Painting a trailer in Boone, North Carolina
Hanging by a thread
In the summer of 2001 I was in Boone, a small town in North Carolina, in the Appalachian Mountains. Founded by Daniel Boone, he came from Pennsylvania. So did I, arriving from Pittsburgh where I had spent the previous four years. In that city I had found a lot of inspiration for my paintings, with such abounds in architecture. Not quite the case in Boone. And within its single street in town I felt a little disoriented at first.
The trailer that inspired this series of paintings was a few minutes from that street. I found it biking. And the presence of it, abandoned and deteriorated, was depressing in the eyes of the neighbors.
Initially a detail attracted me, the funny way in which a fan-shaped curtain was hooked on a broken window. This inspired my first composition, without having initially in mind to develop a whole series of paintings around it.
The only human element without appearance of damage was a sign attached to a tree that read: PRIVATE PROPERTY.
This deterred me from trespassing and sneaking inside the caravan. In America private property is a serious matter. And over the course of several weeks I continued working on other perspectives from outside. But because during all that time nobody seemed to have any relation to these premises, finally one day I decided to enter. Although it was already visible from outside through the windows, I found its interior appearance strangely suggestive, with empty bottles of beer, wine and other spirits in the floor, a mattress lying in the middle, broken glasses… I stepped inside very carefully in order to not move any object. And through the ruin I wanted to imagine what could have happened there, what kind of family had sheltered, what circumstances would make them move and leave everything behind like that. I thought then that it was worth the risk to paint some interior views, although it was possible I could get arrested or even shot. But finally, I trespassed. I got into the caravan. Little by little I was discovering curious details and clues, like an ornament hung with an inscription: THE ORNAMENTS OF THIS HOUSE ARE FRIENDS WHO VISIT IT. It was ironic reading it now, under these circumstances.
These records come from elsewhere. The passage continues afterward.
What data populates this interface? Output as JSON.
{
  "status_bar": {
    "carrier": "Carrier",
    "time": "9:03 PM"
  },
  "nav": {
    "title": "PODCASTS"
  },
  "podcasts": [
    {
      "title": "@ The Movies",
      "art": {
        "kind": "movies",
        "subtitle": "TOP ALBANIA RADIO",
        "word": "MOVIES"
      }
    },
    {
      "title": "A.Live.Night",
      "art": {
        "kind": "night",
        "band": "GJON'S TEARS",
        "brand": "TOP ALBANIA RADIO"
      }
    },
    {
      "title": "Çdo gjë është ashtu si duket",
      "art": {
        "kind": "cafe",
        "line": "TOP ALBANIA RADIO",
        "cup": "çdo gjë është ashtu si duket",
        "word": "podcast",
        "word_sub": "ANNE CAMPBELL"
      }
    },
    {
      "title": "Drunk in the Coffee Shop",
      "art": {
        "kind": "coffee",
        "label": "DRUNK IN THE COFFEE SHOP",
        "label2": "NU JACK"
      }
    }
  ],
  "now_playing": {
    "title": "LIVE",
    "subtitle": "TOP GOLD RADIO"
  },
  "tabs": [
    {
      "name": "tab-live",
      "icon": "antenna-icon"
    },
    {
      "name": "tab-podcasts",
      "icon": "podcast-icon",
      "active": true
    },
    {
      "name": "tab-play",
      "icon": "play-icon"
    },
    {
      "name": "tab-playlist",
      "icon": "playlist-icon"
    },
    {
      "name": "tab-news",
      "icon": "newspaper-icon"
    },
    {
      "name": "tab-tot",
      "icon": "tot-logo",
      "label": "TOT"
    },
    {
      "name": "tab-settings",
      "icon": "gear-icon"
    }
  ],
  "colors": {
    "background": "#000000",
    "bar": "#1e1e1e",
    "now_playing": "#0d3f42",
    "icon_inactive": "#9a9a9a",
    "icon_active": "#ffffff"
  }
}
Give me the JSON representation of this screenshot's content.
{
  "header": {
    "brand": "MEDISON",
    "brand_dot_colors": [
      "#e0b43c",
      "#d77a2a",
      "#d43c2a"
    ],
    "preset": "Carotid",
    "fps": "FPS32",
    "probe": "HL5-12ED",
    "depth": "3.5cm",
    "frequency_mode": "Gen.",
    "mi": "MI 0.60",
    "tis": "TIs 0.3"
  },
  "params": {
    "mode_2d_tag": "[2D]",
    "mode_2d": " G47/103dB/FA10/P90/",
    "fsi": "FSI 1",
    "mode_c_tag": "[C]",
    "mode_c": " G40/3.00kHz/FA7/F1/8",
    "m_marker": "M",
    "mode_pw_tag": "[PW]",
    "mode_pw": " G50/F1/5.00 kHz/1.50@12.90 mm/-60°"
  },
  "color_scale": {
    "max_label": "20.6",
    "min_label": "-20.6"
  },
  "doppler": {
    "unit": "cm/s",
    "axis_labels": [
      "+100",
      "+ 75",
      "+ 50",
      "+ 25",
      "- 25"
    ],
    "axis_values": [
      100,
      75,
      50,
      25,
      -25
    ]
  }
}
When I decided to put and end to this series, the curtain was still anchored although its appearance had changed. Or maybe I saw it with different eyes. When I resumed my work every day, I was afraid that before I could finish my work, that fan-shaped curtain could be detached at any moment from its fragile hold, by a gust of wind, by the weight of the rainwater, by a casual stroller… To paint on site, in a world so evanescent, is to be hanging by a thread, always in struggle against time.
Boone, December 2003.
From the catalog of the Museo Gustavo de Maeztu, Ayuntamiento of Estella – Lizarra